Start of The data

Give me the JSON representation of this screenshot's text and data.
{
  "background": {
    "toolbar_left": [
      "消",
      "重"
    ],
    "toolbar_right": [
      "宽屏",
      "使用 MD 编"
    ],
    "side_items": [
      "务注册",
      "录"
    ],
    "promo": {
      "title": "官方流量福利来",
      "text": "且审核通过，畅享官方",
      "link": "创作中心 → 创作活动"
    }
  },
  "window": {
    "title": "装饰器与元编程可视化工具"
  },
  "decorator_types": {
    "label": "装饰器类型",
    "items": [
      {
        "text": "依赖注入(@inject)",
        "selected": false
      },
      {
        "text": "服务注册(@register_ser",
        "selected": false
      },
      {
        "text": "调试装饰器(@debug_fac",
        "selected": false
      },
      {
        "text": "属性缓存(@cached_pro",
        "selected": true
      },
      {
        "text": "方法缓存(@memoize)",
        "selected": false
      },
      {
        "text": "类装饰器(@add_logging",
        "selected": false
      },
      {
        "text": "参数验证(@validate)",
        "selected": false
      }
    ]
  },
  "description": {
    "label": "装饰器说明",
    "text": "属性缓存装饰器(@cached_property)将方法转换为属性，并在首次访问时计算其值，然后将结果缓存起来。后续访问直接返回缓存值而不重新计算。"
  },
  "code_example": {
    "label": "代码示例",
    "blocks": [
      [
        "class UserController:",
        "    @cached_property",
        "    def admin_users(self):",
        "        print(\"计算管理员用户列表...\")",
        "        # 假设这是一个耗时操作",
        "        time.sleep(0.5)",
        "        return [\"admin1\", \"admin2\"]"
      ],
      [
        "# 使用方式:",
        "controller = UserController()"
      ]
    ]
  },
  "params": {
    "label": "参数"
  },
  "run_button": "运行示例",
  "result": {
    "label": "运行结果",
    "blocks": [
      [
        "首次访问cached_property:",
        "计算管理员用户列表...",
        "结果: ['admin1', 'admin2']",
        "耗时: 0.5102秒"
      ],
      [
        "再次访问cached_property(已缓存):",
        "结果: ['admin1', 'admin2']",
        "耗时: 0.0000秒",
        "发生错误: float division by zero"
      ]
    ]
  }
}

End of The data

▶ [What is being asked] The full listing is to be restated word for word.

▶ [Expected output]
Give me the JSON representation of this screenshot's text and data.
{
  "background": {
    "toolbar_left": [
      "消",
      "重"
    ],
    "toolbar_right": [
      "宽屏",
      "使用 MD 编"
    ],
    "side_items": [
      "务注册",
      "录"
    ],
    "promo": {
      "title": "官方流量福利来",
      "text": "且审核通过，畅享官方",
      "link": "创作中心 → 创作活动"
    }
  },
  "window": {
    "title": "装饰器与元编程可视化工具"
  },
  "decorator_types": {
    "label": "装饰器类型",
    "items": [
      {
        "text": "依赖注入(@inject)",
        "selected": false
      },
      {
        "text": "服务注册(@register_ser",
        "selected": false
      },
      {
        "text": "调试装饰器(@debug_fac",
        "selected": false
      },
      {
        "text": "属性缓存(@cached_pro",
        "selected": true
      },
      {
        "text": "方法缓存(@memoize)",
        "selected": false
      },
      {
        "text": "类装饰器(@add_logging",
        "selected": false
      },
      {
        "text": "参数验证(@validate)",
        "selected": false
      }
    ]
  },
  "description": {
    "label": "装饰器说明",
    "text": "属性缓存装饰器(@cached_property)将方法转换为属性，并在首次访问时计算其值，然后将结果缓存起来。后续访问直接返回缓存值而不重新计算。"
  },
  "code_example": {
    "label": "代码示例",
    "blocks": [
      [
        "class UserController:",
        "    @cached_property",
        "    def admin_users(self):",
        "        print(\"计算管理员用户列表...\")",
        "        # 假设这是一个耗时操作",
        "        time.sleep(0.5)",
        "        return [\"admin1\", \"admin2\"]"
      ],
      [
        "# 使用方式:",
        "controller = UserController()"
      ]
    ]
  },
  "params": {
    "label": "参数"
  },
  "run_button": "运行示例",
  "result": {
    "label": "运行结果",
    "blocks": [
      [
        "首次访问cached_property:",
        "计算管理员用户列表...",
        "结果: ['admin1', 'admin2']",
        "耗时: 0.5102秒"
      ],
      [
        "再次访问cached_property(已缓存):",
        "结果: ['admin1', 'admin2']",
        "耗时: 0.0000秒",
        "发生错误: float division by zero"
      ]
    ]
  }
}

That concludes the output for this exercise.